*Work instruction*
Without copying the images, write out all the entries below verbatim.

*Material to process*
↓↓↓

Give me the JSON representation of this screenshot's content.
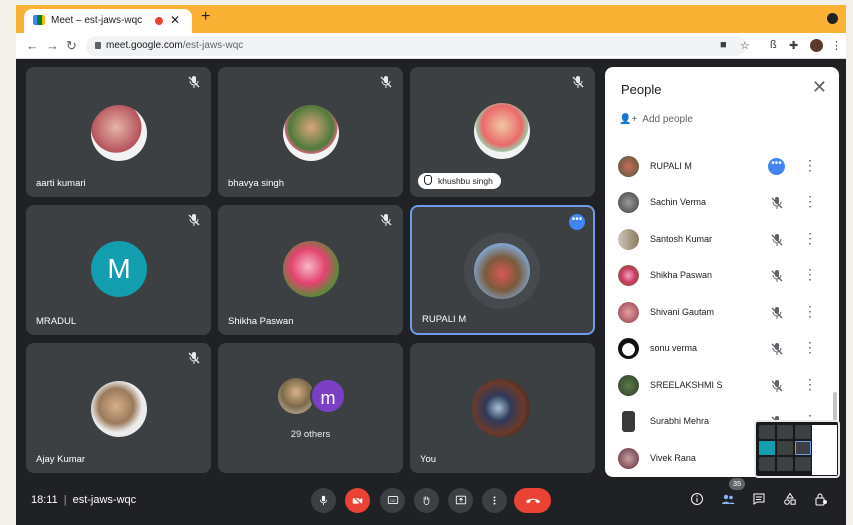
{
  "browser": {
    "tab_title": "Meet – est-jaws-wqc",
    "tab_close": "✕",
    "new_tab": "+",
    "url_host": "meet.google.com",
    "url_path": "/est-jaws-wqc"
  },
  "tiles": [
    {
      "name": "aarti kumari",
      "muted": true
    },
    {
      "name": "bhavya singh",
      "muted": true
    },
    {
      "name": "khushbu singh",
      "muted": true,
      "hand_raised": true
    },
    {
      "name": "MRADUL",
      "muted": true,
      "initial": "M"
    },
    {
      "name": "Shikha Paswan",
      "muted": true
    },
    {
      "name": "RUPALI M",
      "speaking": true,
      "options": "•••"
    },
    {
      "name": "Ajay Kumar",
      "muted": true
    },
    {
      "others_initial": "m",
      "others_label": "29 others"
    },
    {
      "name": "You"
    }
  ],
  "people_panel": {
    "title": "People",
    "close": "✕",
    "add_people": "Add people",
    "participants": [
      {
        "name": "RUPALI M",
        "status": "speaking"
      },
      {
        "name": "Sachin Verma",
        "status": "muted"
      },
      {
        "name": "Santosh Kumar",
        "status": "muted"
      },
      {
        "name": "Shikha Paswan",
        "status": "muted"
      },
      {
        "name": "Shivani Gautam",
        "status": "muted"
      },
      {
        "name": "sonu verma",
        "status": "muted"
      },
      {
        "name": "SREELAKSHMI S",
        "status": "muted"
      },
      {
        "name": "Surabhi Mehra",
        "status": "muted"
      },
      {
        "name": "Vivek Rana",
        "status": ""
      }
    ]
  },
  "bottom_bar": {
    "time": "18:11",
    "separator": "|",
    "meeting_code": "est-jaws-wqc",
    "participant_count": "35"
  },
  "colors": {
    "tab_bar": "#f9b233",
    "background": "#202124",
    "tile": "#3c4043",
    "accent_blue": "#4285f4",
    "danger_red": "#ea4335",
    "mradul_avatar": "#129eaf",
    "others_avatar": "#7b3fc4"
  }
}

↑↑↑

*Exercise result*
Give me the JSON representation of this screenshot's content.
{
  "browser": {
    "tab_title": "Meet – est-jaws-wqc",
    "tab_close": "✕",
    "new_tab": "+",
    "url_host": "meet.google.com",
    "url_path": "/est-jaws-wqc"
  },
  "tiles": [
    {
      "name": "aarti kumari",
      "muted": true
    },
    {
      "name": "bhavya singh",
      "muted": true
    },
    {
      "name": "khushbu singh",
      "muted": true,
      "hand_raised": true
    },
    {
      "name": "MRADUL",
      "muted": true,
      "initial": "M"
    },
    {
      "name": "Shikha Paswan",
      "muted": true
    },
    {
      "name": "RUPALI M",
      "speaking": true,
      "options": "•••"
    },
    {
      "name": "Ajay Kumar",
      "muted": true
    },
    {
      "others_initial": "m",
      "others_label": "29 others"
    },
    {
      "name": "You"
    }
  ],
  "people_panel": {
    "title": "People",
    "close": "✕",
    "add_people": "Add people",
    "participants": [
      {
        "name": "RUPALI M",
        "status": "speaking"
      },
      {
        "name": "Sachin Verma",
        "status": "muted"
      },
      {
        "name": "Santosh Kumar",
        "status": "muted"
      },
      {
        "name": "Shikha Paswan",
        "status": "muted"
      },
      {
        "name": "Shivani Gautam",
        "status": "muted"
      },
      {
        "name": "sonu verma",
        "status": "muted"
      },
      {
        "name": "SREELAKSHMI S",
        "status": "muted"
      },
      {
        "name": "Surabhi Mehra",
        "status": "muted"
      },
      {
        "name": "Vivek Rana",
        "status": ""
      }
    ]
  },
  "bottom_bar": {
    "time": "18:11",
    "separator": "|",
    "meeting_code": "est-jaws-wqc",
    "participant_count": "35"
  },
  "colors": {
    "tab_bar": "#f9b233",
    "background": "#202124",
    "tile": "#3c4043",
    "accent_blue": "#4285f4",
    "danger_red": "#ea4335",
    "mradul_avatar": "#129eaf",
    "others_avatar": "#7b3fc4"
  }
}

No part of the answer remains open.